COS 149-9 - The carbon and nitrogen cycle collide in soil: An examination of the effects of switchgrass root exudates on soil denitrification

Thursday, August 10, 2017: 4:20 PM
D132, Oregon Convention Center
Kathryn Bloodworth and William E. West, Kellogg Biological Station, Michigan State University, Hickory Corners, MI

Greenhouse gas emissions are one of the main contributors to global climate change. Consequently, biofuels are being assessed as potential alternative energy sources to fossil fuels. Switchgrass is an ideal candidate as a sustainable biofuel because it is a perennial crop, which thrives in marginal land soil and acts as a potential carbon sink. Although much is known about how to maximize switchgrass yields and its viability as a biofuel, there is limited evidence linking carbon quantity and quality to microbially mediated denitrification and the ratio of nitrous oxide to nitrogen gas (N2O:N2) emissions from the microbial community. Since N2O is a potent greenhouse gas, it is imperative that we understand more about the influence of switchgrass root exudates on soil denitrification rates in order to comprehensively understand the potential of switchgrass as a biofuel crop and factor its influence on the greenhouse gas budget. In this experiment four carbon-based switchgrass root exudates (mannitol, glutamate, lignin, and butyrate) were added to marginal land soil along with a high (0.16% N- NO3- (w/w)) and low (0.0017 % N- NO3- (w/w)) nitrate (NO3-) concentration. Denitrification enzyme assays were run and the ratio of N2O:N2was estimated.

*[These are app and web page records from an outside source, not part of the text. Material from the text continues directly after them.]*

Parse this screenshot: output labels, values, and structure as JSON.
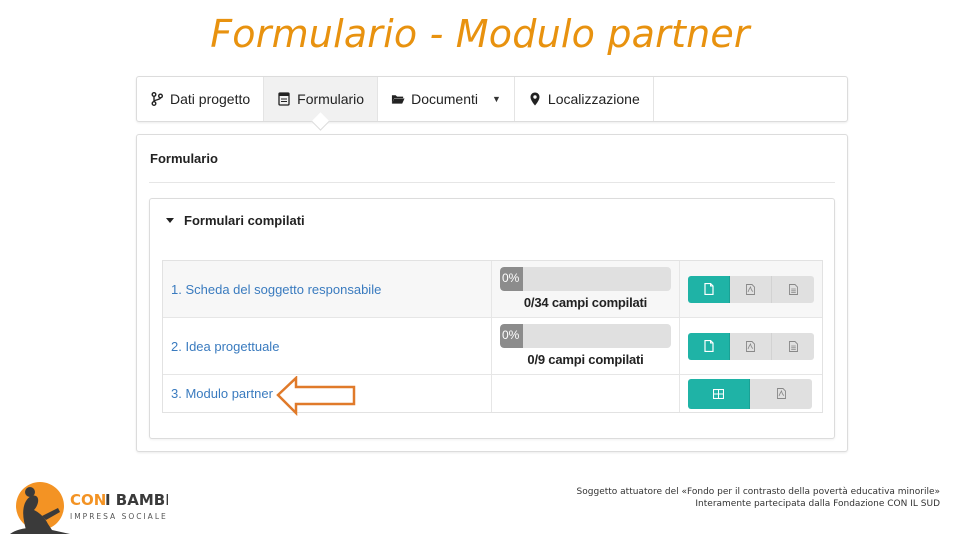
{
  "slide": {
    "title": "Formulario - Modulo partner"
  },
  "tabs": [
    {
      "label": "Dati progetto",
      "icon": "fork-icon"
    },
    {
      "label": "Formulario",
      "icon": "form-icon",
      "active": true
    },
    {
      "label": "Documenti",
      "icon": "folder-icon",
      "dropdown": true
    },
    {
      "label": "Localizzazione",
      "icon": "map-pin-icon"
    }
  ],
  "panel": {
    "title": "Formulario",
    "section_title": "Formulari compilati"
  },
  "forms": [
    {
      "label": "1. Scheda del soggetto responsabile",
      "percent_label": "0%",
      "fields": "0/34 campi compilati"
    },
    {
      "label": "2. Idea progettuale",
      "percent_label": "0%",
      "fields": "0/9 campi compilati"
    },
    {
      "label": "3. Modulo partner"
    }
  ],
  "logo": {
    "name": "CON I BAMBINI",
    "tagline": "IMPRESA SOCIALE"
  },
  "footer": {
    "line1": "Soggetto attuatore del «Fondo per il contrasto della povertà educativa minorile»",
    "line2": "Interamente partecipata dalla Fondazione CON IL SUD"
  },
  "colors": {
    "title": "#e8920f",
    "teal": "#1fb3a6",
    "link": "#3a7bbf",
    "arrow": "#e07a2a"
  }
}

It was found that overall denitrification resulted in mainly N2O production, not N2 production. Additionally, it was found that the addition of NO3- increased denitrification rates, specifically N2O production. Butyrate and glutamate appeared to inhibit N2O production as the amount of total organic carbon added was increased. This suggests that both compounds likely inhibit processes upstream of N2O production, causing little to no N2O to be produced at all. On the other hand, mannitol and lignin did not appear to have an affect on denitrification rates or N2O production. This indicates that the microbes involved in these processes could not utilize either compound. We speculate that the nitrous oxide reductase (NosZ) gene, which converts N2O into N2, occurs in limited numbers in this microbial community due to the reaction being unfavorable when organic carbon quantity and quality are low. Microbes can therefore maximize energy yields by producing N2O only, not N2.